When Will My Project Be Done?….and How to Get the Answer We Know You Want!

In nearly 15 years in business, we’d heard just about every question imaginable. Some questions, though, we hear every week. When we hear these questions, we have a pretty good idea of the desired answers. Here’s our top question.

When can you complete the project?

About 95% of the time, the desired answer is “now., today or tomorrow” Or “yesterday..” We live in a time where we want what we want when we want. This is understandable, and we at Kona Impact are as guilty as anyone else of wanting our supplies and services sooner than later.

Here is what we do at Kona Impact to make sure we can complete projects quickly:

  • We keep 2-6 months of printed vinyl inventory.
  • We keep 3 months of foam core, Gatorboard, aluminum, and PVC inventory.
  • We always keep at least one extra set of inks and toners.
  • We strive to have redundant consumables.

As a result,

  • Our turnaround time (upon design approval) is usually a day for banners, foam core, Gatorboard, stickers, labels, and color copies.
  • Our turnaround time (upon design approval) for real estate, storefront, vehicles is usually within a week, usually sooner.
  • Our turnaround time (upon design approval) for most offset printing–business cards, brochures, postcards, folders, flyers, etc. is usually 5 business days.

We have two issues that affect completion time: 1) it’s bad business to “overstock” manpower, our workers, and 2) we need to keep 2-3 weeks of long-term projects in our queue and several days of short-term projects in our queue. A long-term project would be a CNC sign requiring custom stands or mounts, some design projects, and websites. Short-term projects are most of our real estate, store signage, and banners. 

So, as I say, it’s costly to spend a day counting rubber bands; that is, not having a lot of productive work in the pipeline.

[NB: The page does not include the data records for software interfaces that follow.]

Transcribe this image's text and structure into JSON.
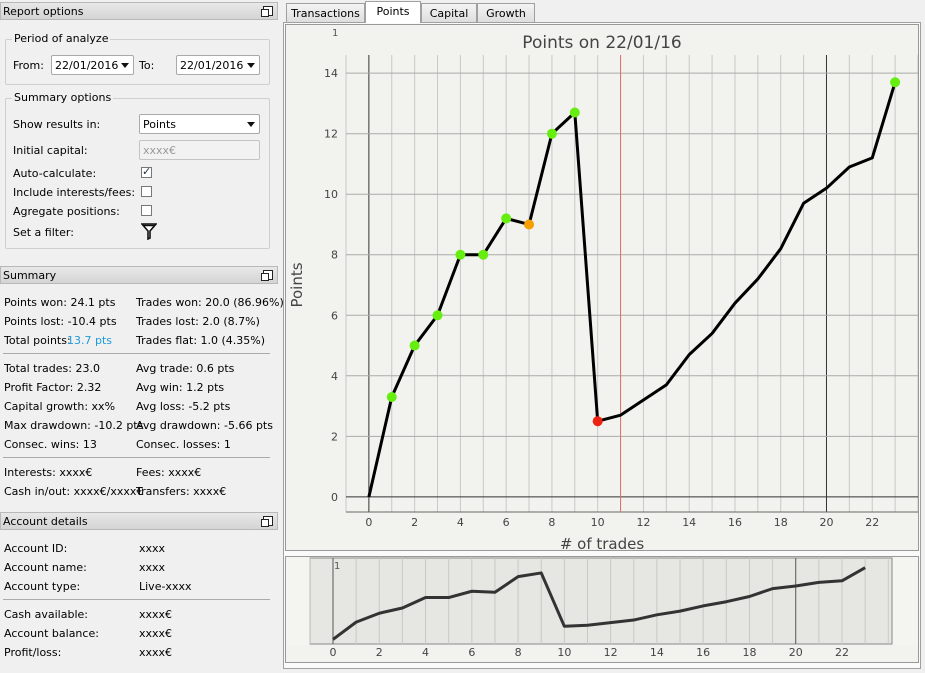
{
  "report_options": {
    "title": "Report options",
    "period_title": "Period of analyze",
    "from_label": "From:",
    "from_value": "22/01/2016",
    "to_label": "To:",
    "to_value": "22/01/2016",
    "summary_title": "Summary options",
    "show_results_label": "Show results in:",
    "show_results_value": "Points",
    "initial_capital_label": "Initial capital:",
    "initial_capital_placeholder": "xxxx€",
    "auto_calc_label": "Auto-calculate:",
    "auto_calc_checked": true,
    "include_fees_label": "Include interests/fees:",
    "include_fees_checked": false,
    "aggregate_label": "Agregate positions:",
    "aggregate_checked": false,
    "filter_label": "Set a filter:",
    "filter_icon": "filter-funnel-icon"
  },
  "summary": {
    "title": "Summary",
    "points_won": "Points won: 24.1 pts",
    "trades_won": "Trades won: 20.0 (86.96%)",
    "points_lost": "Points lost: -10.4 pts",
    "trades_lost": "Trades lost: 2.0 (8.7%)",
    "total_points_label": "Total points:",
    "total_points_value": "13.7 pts",
    "total_points_color": "#1e9bd7",
    "trades_flat": "Trades flat: 1.0 (4.35%)",
    "total_trades": "Total trades: 23.0",
    "avg_trade": "Avg trade: 0.6 pts",
    "profit_factor": "Profit Factor: 2.32",
    "avg_win": "Avg win: 1.2 pts",
    "capital_growth": "Capital growth: xx%",
    "avg_loss": "Avg loss: -5.2 pts",
    "max_drawdown": "Max drawdown: -10.2 pts",
    "avg_drawdown": "Avg drawdown: -5.66 pts",
    "consec_wins": "Consec. wins: 13",
    "consec_losses": "Consec. losses: 1",
    "interests": "Interests: xxxx€",
    "fees": "Fees: xxxx€",
    "cash_in_out": "Cash in/out: xxxx€/xxxx€",
    "transfers": "Transfers: xxxx€"
  },
  "account": {
    "title": "Account details",
    "rows": [
      {
        "label": "Account ID:",
        "value": "xxxx"
      },
      {
        "label": "Account name:",
        "value": "xxxx"
      },
      {
        "label": "Account type:",
        "value": "Live-xxxx"
      },
      {
        "label": "Cash available:",
        "value": "xxxx€"
      },
      {
        "label": "Account balance:",
        "value": "xxxx€"
      },
      {
        "label": "Profit/loss:",
        "value": "xxxx€"
      }
    ]
  },
  "tabs": [
    "Transactions",
    "Points",
    "Capital",
    "Growth"
  ],
  "active_tab": "Points",
  "colors": {
    "win": "#66ee11",
    "loss": "#ee2211",
    "flat": "#f5a000",
    "line": "#000000",
    "marker_line": "#e07070"
  },
  "chart_data": [
    {
      "type": "line",
      "title": "Points on 22/01/16",
      "xlabel": "# of trades",
      "ylabel": "Points",
      "corner_labels": [
        "1"
      ],
      "xlim": [
        -1,
        24
      ],
      "ylim": [
        -0.5,
        14.6
      ],
      "xticks": [
        0,
        2,
        4,
        6,
        8,
        10,
        12,
        14,
        16,
        18,
        20,
        22
      ],
      "yticks": [
        0,
        2,
        4,
        6,
        8,
        10,
        12,
        14
      ],
      "vertical_marker_x": 11,
      "grid": true,
      "x": [
        0,
        1,
        2,
        3,
        4,
        5,
        6,
        7,
        8,
        9,
        10,
        11,
        12,
        13,
        14,
        15,
        16,
        17,
        18,
        19,
        20,
        21,
        22,
        23
      ],
      "y": [
        0,
        3.3,
        5.0,
        6.0,
        8.0,
        8.0,
        9.2,
        9.0,
        12.0,
        12.7,
        2.5,
        2.7,
        3.2,
        3.7,
        4.7,
        5.4,
        6.4,
        7.2,
        8.2,
        9.7,
        10.2,
        10.9,
        11.2,
        13.7
      ],
      "points": [
        {
          "x": 1,
          "y": 3.3,
          "kind": "win"
        },
        {
          "x": 2,
          "y": 5.0,
          "kind": "win"
        },
        {
          "x": 3,
          "y": 6.0,
          "kind": "win"
        },
        {
          "x": 4,
          "y": 8.0,
          "kind": "win"
        },
        {
          "x": 5,
          "y": 8.0,
          "kind": "win"
        },
        {
          "x": 6,
          "y": 9.2,
          "kind": "win"
        },
        {
          "x": 7,
          "y": 9.0,
          "kind": "flat"
        },
        {
          "x": 8,
          "y": 12.0,
          "kind": "win"
        },
        {
          "x": 9,
          "y": 12.7,
          "kind": "win"
        },
        {
          "x": 10,
          "y": 2.5,
          "kind": "loss"
        },
        {
          "x": 23,
          "y": 13.7,
          "kind": "win"
        }
      ]
    },
    {
      "type": "area",
      "title": "",
      "corner_labels": [
        "1"
      ],
      "xlim": [
        -1,
        24
      ],
      "xticks": [
        0,
        2,
        4,
        6,
        8,
        10,
        12,
        14,
        16,
        18,
        20,
        22
      ],
      "x": [
        0,
        1,
        2,
        3,
        4,
        5,
        6,
        7,
        8,
        9,
        10,
        11,
        12,
        13,
        14,
        15,
        16,
        17,
        18,
        19,
        20,
        21,
        22,
        23
      ],
      "y": [
        0,
        3.3,
        5.0,
        6.0,
        8.0,
        8.0,
        9.2,
        9.0,
        12.0,
        12.7,
        2.5,
        2.7,
        3.2,
        3.7,
        4.7,
        5.4,
        6.4,
        7.2,
        8.2,
        9.7,
        10.2,
        10.9,
        11.2,
        13.7
      ]
    }
  ]
}
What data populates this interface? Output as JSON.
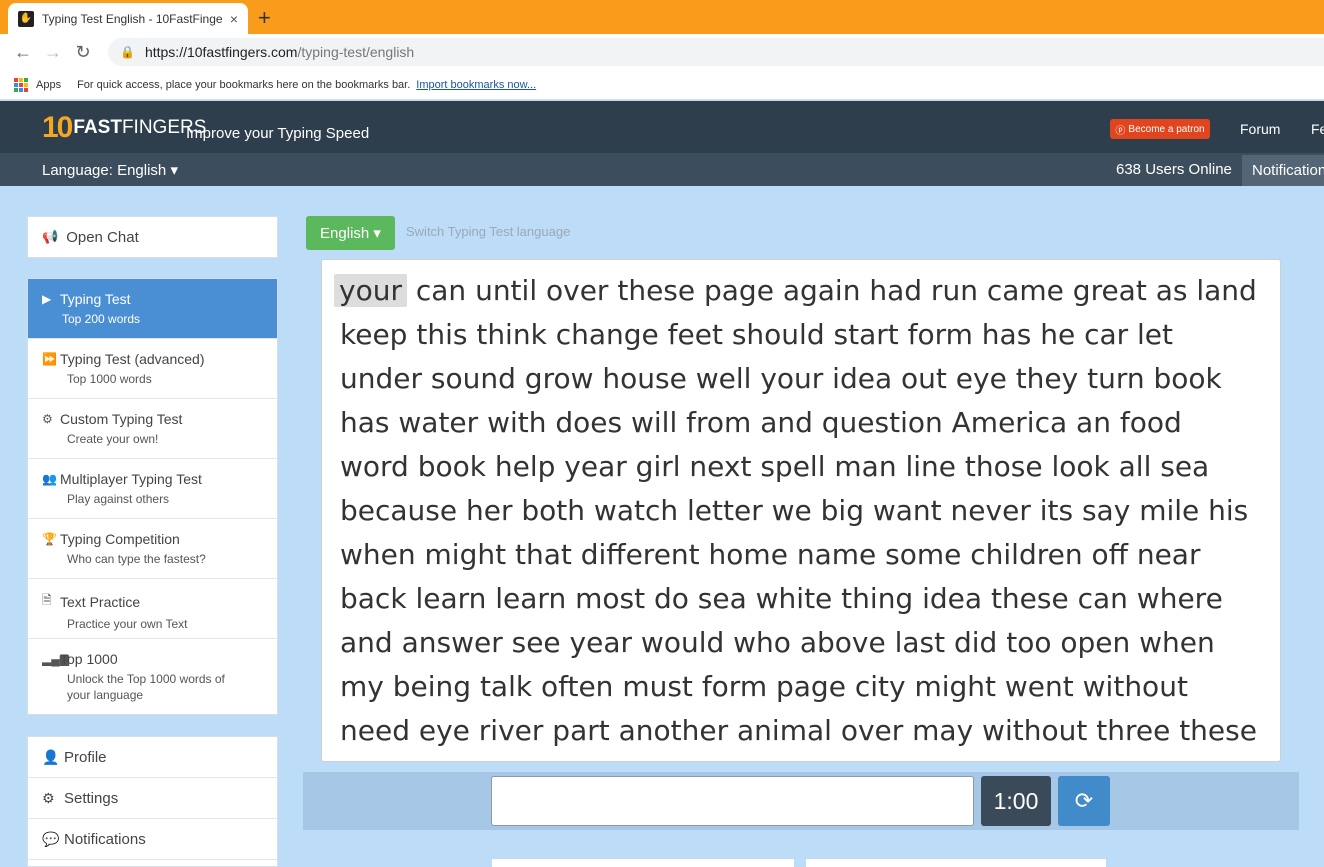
{
  "browser": {
    "tab_title": "Typing Test English - 10FastFinge",
    "tab_close": "×",
    "new_tab": "+",
    "back": "←",
    "forward": "→",
    "reload": "↻",
    "url_host": "https://10fastfingers.com",
    "url_path": "/typing-test/english",
    "apps_label": "Apps",
    "bookmarks_hint": "For quick access, place your bookmarks here on the bookmarks bar.",
    "import_link": "Import bookmarks now..."
  },
  "header": {
    "logo_ten": "10",
    "logo_fast": "FAST",
    "logo_fingers": "FINGERS",
    "tagline": "Improve your Typing Speed",
    "patron_label": "Become a patron",
    "forum": "Forum",
    "next_link": "Fe"
  },
  "subbar": {
    "language": "Language: English ▾",
    "users_online": "638 Users Online",
    "notifications": "Notifications"
  },
  "sidebar": {
    "chat": "Open Chat",
    "menu": [
      {
        "title": "Typing Test",
        "sub": "Top 200 words"
      },
      {
        "title": "Typing Test (advanced)",
        "sub": "Top 1000 words"
      },
      {
        "title": "Custom Typing Test",
        "sub": "Create your own!"
      },
      {
        "title": "Multiplayer Typing Test",
        "sub": "Play against others"
      },
      {
        "title": "Typing Competition",
        "sub": "Who can type the fastest?"
      },
      {
        "title": "Text Practice",
        "sub": "Practice your own Text"
      },
      {
        "title": "Top 1000",
        "sub": "Unlock the Top 1000 words of your language"
      }
    ],
    "profile": [
      "Profile",
      "Settings",
      "Notifications"
    ]
  },
  "main": {
    "lang_button": "English ▾",
    "lang_hint": "Switch Typing Test language",
    "current_word": "your",
    "lines": [
      " can until over these page again had run came great as land",
      "keep this think change feet should start form has he car let",
      "under sound grow house well your idea out eye they turn book",
      "has water with does will from and question America an food",
      "word book help year girl next spell man line those look all sea",
      "because her both watch letter we big want never its say mile his",
      "when might that different home name some children off near",
      "back learn learn most do sea white thing idea these can where",
      "and answer see year would who above last did too open when",
      "my being talk often must form page city might went without",
      "need eye river part another animal over may without three these"
    ],
    "input_value": "",
    "timer": "1:00",
    "reload_icon": "⟳"
  }
}
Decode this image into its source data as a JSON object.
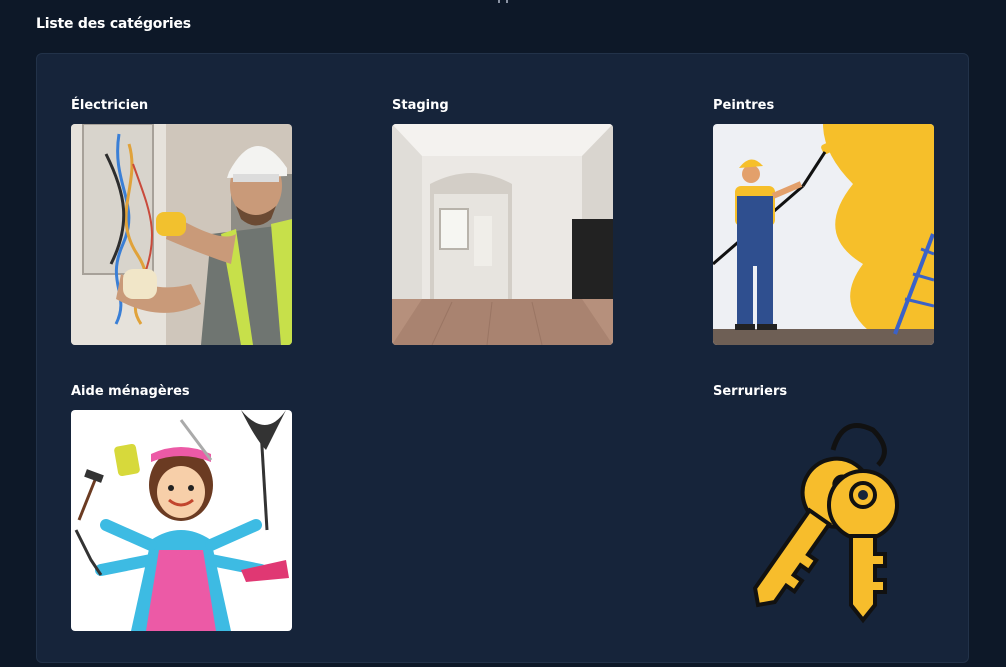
{
  "page": {
    "title": "Liste des catégories"
  },
  "categories": [
    {
      "label": "Électricien",
      "image": "electrician-photo"
    },
    {
      "label": "Staging",
      "image": "empty-room-photo"
    },
    {
      "label": "Peintres",
      "image": "painter-illustration"
    },
    {
      "label": "Aide ménagères",
      "image": "housekeeper-illustration"
    },
    {
      "label": "Serruriers",
      "image": "keys-icon"
    }
  ]
}
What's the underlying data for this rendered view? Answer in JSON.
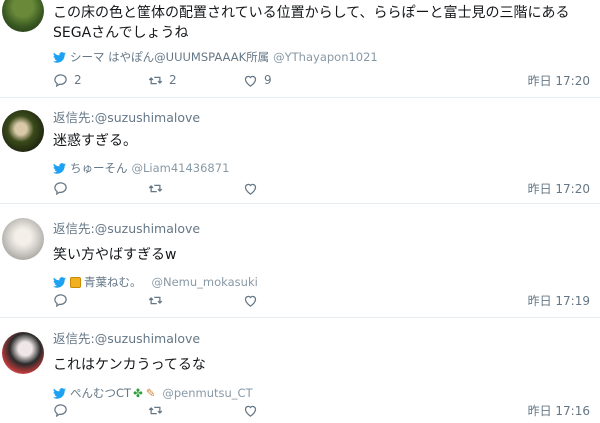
{
  "tweets": [
    {
      "reply_prefix": "",
      "reply_handle": "",
      "text_line1": "この床の色と筐体の配置されている位置からして、ららぽーと富士見の三階にある",
      "text_line2": "SEGAさんでしょうね",
      "via_user": "シーマ はやぽん@UUUMSPAAAK所属",
      "via_screen": "@YThayapon1021",
      "reply_count": "2",
      "retweet_count": "2",
      "like_count": "9",
      "time": "昨日 17:20"
    },
    {
      "reply_prefix": "返信先:",
      "reply_handle": "@suzushimalove",
      "text": "迷惑すぎる。",
      "via_user": "ちゅーそん",
      "via_screen": "@Liam41436871",
      "time": "昨日 17:20"
    },
    {
      "reply_prefix": "返信先:",
      "reply_handle": "@suzushimalove",
      "text": "笑い方やばすぎるw",
      "via_user": "青葉ねむ。",
      "via_screen": "@Nemu_mokasuki",
      "time": "昨日 17:19"
    },
    {
      "reply_prefix": "返信先:",
      "reply_handle": "@suzushimalove",
      "text": "これはケンカうってるな",
      "via_user": "ぺんむつCT",
      "via_screen": "@penmutsu_CT",
      "time": "昨日 17:16"
    }
  ],
  "icons": {
    "reply": "reply-icon",
    "retweet": "retweet-icon",
    "like": "heart-icon",
    "via": "twitter-bird-icon"
  },
  "colors": {
    "muted": "#657786",
    "divider": "#e6ecf0",
    "text": "#14171a"
  }
}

The customer service element of this is simple: letting a client’s project jump the queue, move ahead of others in line, pushes another client’s project down the list. That might be good for one client, but it’s bad for another.

Here’s what you can do:

  1. Plan ahead. That’s an easy recommendation, but it’s true. If you know that you need a banner for Friday, talk to us on Monday or Tuesday. We have a massive project for the summer of 2021, and the owner’s contacted us in September of 2020. That’s fantastic planning, and it will ensure a smooth process, high quality, and on-time delivery.
  2. Bring us everything we need. This might include logo files, measurements, and your ideas. We can only move as fast as the slowest part.
  3. Become a regular. This applies to almost every business. Develop a relationship with us by having us do big and small projects, and we’re more likely to be willing to stay late or work over the weekend to get your project done.
  4. Make us money. Yes, I said it. All things being equal, a customer that always brings small, mostly unprofitable projects should not expect a rush, cut-the-line service all the time. 
  5. On occasions, yes. Every project, no. We’re more than willing to help a client out who is in a pinch, but if every project becomes a crisis and a last-minute job, it’s hard for us to prioritize them over others that are already in line.
  6. Be polite and understanding. Rudeness will result will only turn us off. If we can, we do, but it is our choice. As they say, a crisis on your part does not equate to one on our part.